Country / Region
Peer-reviewed journal article
Ganges River Dolphin
Movements, Habitat Use
Species knowledge and understanding

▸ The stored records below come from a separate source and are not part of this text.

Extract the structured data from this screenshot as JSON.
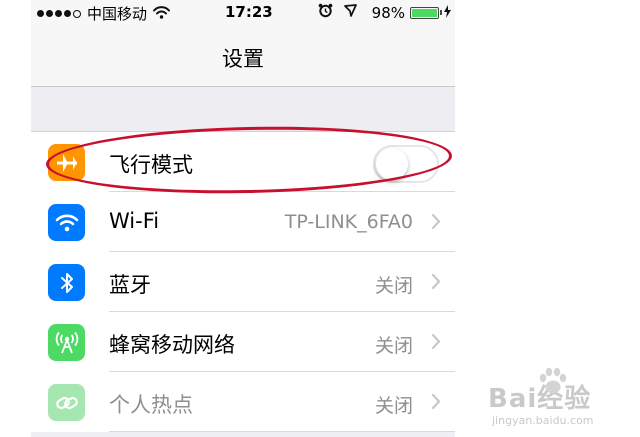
{
  "status_bar": {
    "carrier": "中国移动",
    "time": "17:23",
    "battery": "98%",
    "battery_level": 0.98,
    "icons": [
      "signal-dots",
      "wifi",
      "alarm-clock",
      "location-arrow",
      "battery",
      "charging-bolt"
    ]
  },
  "nav": {
    "title": "设置"
  },
  "settings": [
    {
      "label": "飞行模式",
      "icon": "airplane",
      "icon_color": "#ff9500",
      "control": "toggle",
      "toggle_on": false
    },
    {
      "label": "Wi-Fi",
      "icon": "wifi",
      "icon_color": "#007aff",
      "value": "TP-LINK_6FA0"
    },
    {
      "label": "蓝牙",
      "icon": "bluetooth",
      "icon_color": "#007aff",
      "value": "关闭"
    },
    {
      "label": "蜂窝移动网络",
      "icon": "cellular-antenna",
      "icon_color": "#4cd964",
      "value": "关闭"
    },
    {
      "label": "个人热点",
      "icon": "personal-hotspot",
      "icon_color": "#a6e6b0",
      "value": "关闭"
    }
  ],
  "annotation": {
    "color": "#c8102e",
    "shape": "ellipse",
    "target": "飞行模式"
  },
  "watermark": {
    "main": "Bai经验",
    "sub": "jingyan.baidu.com",
    "color": "#c9c9c9"
  }
}
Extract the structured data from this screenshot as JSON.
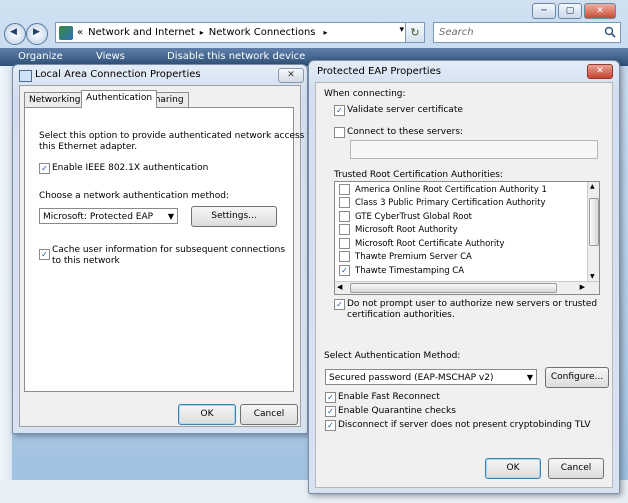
{
  "explorer": {
    "back_glyph": "◀",
    "forward_glyph": "▶",
    "address_chevrons": "«",
    "address_path": [
      "Network and Internet",
      "Network Connections"
    ],
    "address_sep": "▸",
    "address_refresh": "↻",
    "address_dropdown": "▾",
    "search_placeholder": "Search",
    "command_bar": [
      "Organize",
      "Views",
      "Disable this network device"
    ],
    "window_controls": {
      "minimize": "─",
      "maximize": "▢",
      "close": "✕"
    }
  },
  "lan_dialog": {
    "title": "Local Area Connection Properties",
    "close": "✕",
    "tabs": [
      "Networking",
      "Authentication",
      "Sharing"
    ],
    "description": [
      "Select this option to provide authenticated network access for",
      "this Ethernet adapter."
    ],
    "enable_8021x": {
      "label": "Enable IEEE 802.1X authentication",
      "checked": true
    },
    "method_label": "Choose a network authentication method:",
    "method_value": "Microsoft: Protected EAP (PEAP)",
    "settings_button": "Settings...",
    "cache_user": {
      "label": [
        "Cache user information for subsequent connections",
        "to this network"
      ],
      "checked": true
    },
    "ok": "OK",
    "cancel": "Cancel"
  },
  "peap_dialog": {
    "title": "Protected EAP Properties",
    "close": "✕",
    "when_connecting": "When connecting:",
    "validate_cert": {
      "label": "Validate server certificate",
      "checked": true
    },
    "connect_servers": {
      "label": "Connect to these servers:",
      "checked": false
    },
    "servers_value": "",
    "trusted_ca_label": "Trusted Root Certification Authorities:",
    "certificates": [
      {
        "name": "America Online Root Certification Authority 1",
        "checked": false
      },
      {
        "name": "Class 3 Public Primary Certification Authority",
        "checked": false
      },
      {
        "name": "GTE CyberTrust Global Root",
        "checked": false
      },
      {
        "name": "Microsoft Root Authority",
        "checked": false
      },
      {
        "name": "Microsoft Root Certificate Authority",
        "checked": false
      },
      {
        "name": "Thawte Premium Server CA",
        "checked": false
      },
      {
        "name": "Thawte Timestamping CA",
        "checked": true
      }
    ],
    "no_prompt": {
      "label": [
        "Do not prompt user to authorize new servers or trusted",
        "certification authorities."
      ],
      "checked": true
    },
    "auth_method_label": "Select Authentication Method:",
    "auth_method_value": "Secured password (EAP-MSCHAP v2)",
    "configure_button": "Configure...",
    "fast_reconnect": {
      "label": "Enable Fast Reconnect",
      "checked": true
    },
    "quarantine": {
      "label": "Enable Quarantine checks",
      "checked": true
    },
    "disconnect_tlv": {
      "label": "Disconnect if server does not present cryptobinding TLV",
      "checked": true
    },
    "ok": "OK",
    "cancel": "Cancel"
  }
}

Globally, the threat of endangerment and extinction of small cetaceans was highlighted after the recent extinction of the Chinese River dolphin or Baiji (Lipotes vexillifer). Species with a small population size and a limited geographic range, such as Ganges River dolphins (GRD), are more vulnerable to extinction. The social and behavioral needs of cetaceans have been identified as potential factors increasing their vulnerability to human disturbance. However, little is known about how GRD adapt their behaviors and diel activity patterns to spatiotemporal variation. In this paper, we examined the underwater behavior of GRDs in Nepal by collecting echolocation clicks from three spatially stratified habitats in the Sapta Koshi River system over a six-month period. Our research found that GRDs behave differently in response to spatial heterogeneity, indicating diverse environmental requirements for GRD persistence. Behavioral activity and duration varied across habitats but not across time of day, suggesting that GRD behaviors are likely to be regulated by habitat structure regardless of the time of day. However, GRD consistently exhibited nocturnal activity peaks even when diurnal activity varied substantially. This indicates that river dolphins may favor nocturnal refuges as a reaction to human disturbance in highly regulated rivers. Managing human disturbances in conjunction with habitat heterogeneity can improve the persistence of riverine cetaceans. Here, we document behavioral and ecological information pertaining to GRD, which is essential to the formation of river dolphin recovery plans that link ecological perspectives to planning and management.